What would have happened if if the famous psychoanalyst Sigmund Freud and the author and theologist C.S. Lewis had met and discussed their diametrically opposed world views? That's the situation imagined in Mark St. Germain's play Freud's Last Session on stage now at the Phoenix Theatre.
The fascinating show is a brisk 80 minutes with rapid-fire dialogue and no intermission. The two-actor production features Gordon McCall as Freud and Scot Greenwell as Lewis. At first their accents are a bit jarring, but soon the audience is caught up in their fierce sparring and everything else fades to the background. The men give excellent performances, oscillating between friendly banter and heated debate.
The meeting of the two great minds never actually happened, but much of the rest of the show is based on fact. Shortly before his death, Freud moved to London to escape the Nazi occupation in Austria. In the play he and Lewis are caught in the midst of the London bombings and between that and Freud's cancer, death is never far from their minds.
The bombings and Freud's illness serve as segues between discussion points as the men cover a myriad of topics. The talk about religion, sex, joy, death, marriage, sickness, music, suicide, parents and more. They were both intellectuals and rather than arguing their points they parry back and forth with the rhythm and humor of old friends, rarely escalating to emotional outbursts.
The engaging show is a tribute to the importance discussing ideas instead of ignoring people whose beliefs differ from your own. It doesn't preach one point of view, but instead it starts a conversation that will leave you thinking about each point for days.
Don't Miss the Show
For more information about the Phoenix Theatre, visit www.phoenixtheatre.org. The theater is located at 749 N. Park Ave., Indianapolis, just off Massachusetts Ave.
Performances: The show runs until April 15 and offers four performances a week. Thursdays begin at 7 p.m., Friday and Saturdays begin at 8 p.m. and Sunday matinees at 2 p.m.

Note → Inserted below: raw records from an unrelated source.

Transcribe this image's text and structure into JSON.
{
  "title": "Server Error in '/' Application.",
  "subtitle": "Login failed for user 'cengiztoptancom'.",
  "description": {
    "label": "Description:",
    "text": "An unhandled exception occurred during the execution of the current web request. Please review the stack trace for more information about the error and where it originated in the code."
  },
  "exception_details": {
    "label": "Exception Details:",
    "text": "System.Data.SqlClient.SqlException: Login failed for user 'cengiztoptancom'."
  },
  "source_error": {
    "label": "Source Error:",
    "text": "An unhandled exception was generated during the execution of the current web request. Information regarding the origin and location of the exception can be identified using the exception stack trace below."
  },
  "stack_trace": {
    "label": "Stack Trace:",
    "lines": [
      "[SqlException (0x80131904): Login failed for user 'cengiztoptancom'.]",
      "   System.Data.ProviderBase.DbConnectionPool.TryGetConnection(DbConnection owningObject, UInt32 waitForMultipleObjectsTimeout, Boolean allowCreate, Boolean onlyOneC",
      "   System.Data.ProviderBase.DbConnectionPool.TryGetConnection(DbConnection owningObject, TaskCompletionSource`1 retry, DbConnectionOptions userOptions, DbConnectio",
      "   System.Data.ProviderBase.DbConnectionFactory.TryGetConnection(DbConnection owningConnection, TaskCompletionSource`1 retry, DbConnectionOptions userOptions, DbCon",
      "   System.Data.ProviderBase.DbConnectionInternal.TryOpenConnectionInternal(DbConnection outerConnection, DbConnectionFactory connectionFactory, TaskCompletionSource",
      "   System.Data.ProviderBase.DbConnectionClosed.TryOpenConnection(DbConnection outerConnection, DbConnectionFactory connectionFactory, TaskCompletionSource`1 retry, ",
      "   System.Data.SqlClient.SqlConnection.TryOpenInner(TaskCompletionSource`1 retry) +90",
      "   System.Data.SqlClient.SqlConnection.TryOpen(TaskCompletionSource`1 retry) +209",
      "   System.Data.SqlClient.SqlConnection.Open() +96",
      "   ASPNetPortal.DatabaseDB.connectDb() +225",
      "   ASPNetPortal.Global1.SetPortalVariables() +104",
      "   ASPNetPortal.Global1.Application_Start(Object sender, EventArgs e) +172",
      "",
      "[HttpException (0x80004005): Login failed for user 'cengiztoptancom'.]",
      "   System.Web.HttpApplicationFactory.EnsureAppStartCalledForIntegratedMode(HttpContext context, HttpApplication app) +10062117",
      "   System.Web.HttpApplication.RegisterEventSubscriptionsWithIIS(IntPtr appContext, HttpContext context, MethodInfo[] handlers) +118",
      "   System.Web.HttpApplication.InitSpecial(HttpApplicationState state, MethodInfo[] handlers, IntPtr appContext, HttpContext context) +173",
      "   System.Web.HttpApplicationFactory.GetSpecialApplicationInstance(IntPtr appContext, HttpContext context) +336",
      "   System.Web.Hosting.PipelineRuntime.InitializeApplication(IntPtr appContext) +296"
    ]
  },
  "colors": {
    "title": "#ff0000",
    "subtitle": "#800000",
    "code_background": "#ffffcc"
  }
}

Tickets: To purchase tickets, call (317) 635-PLAY (7529). Prices range from $15 to $20.
Photos Courtesy of the Phoenix Theatre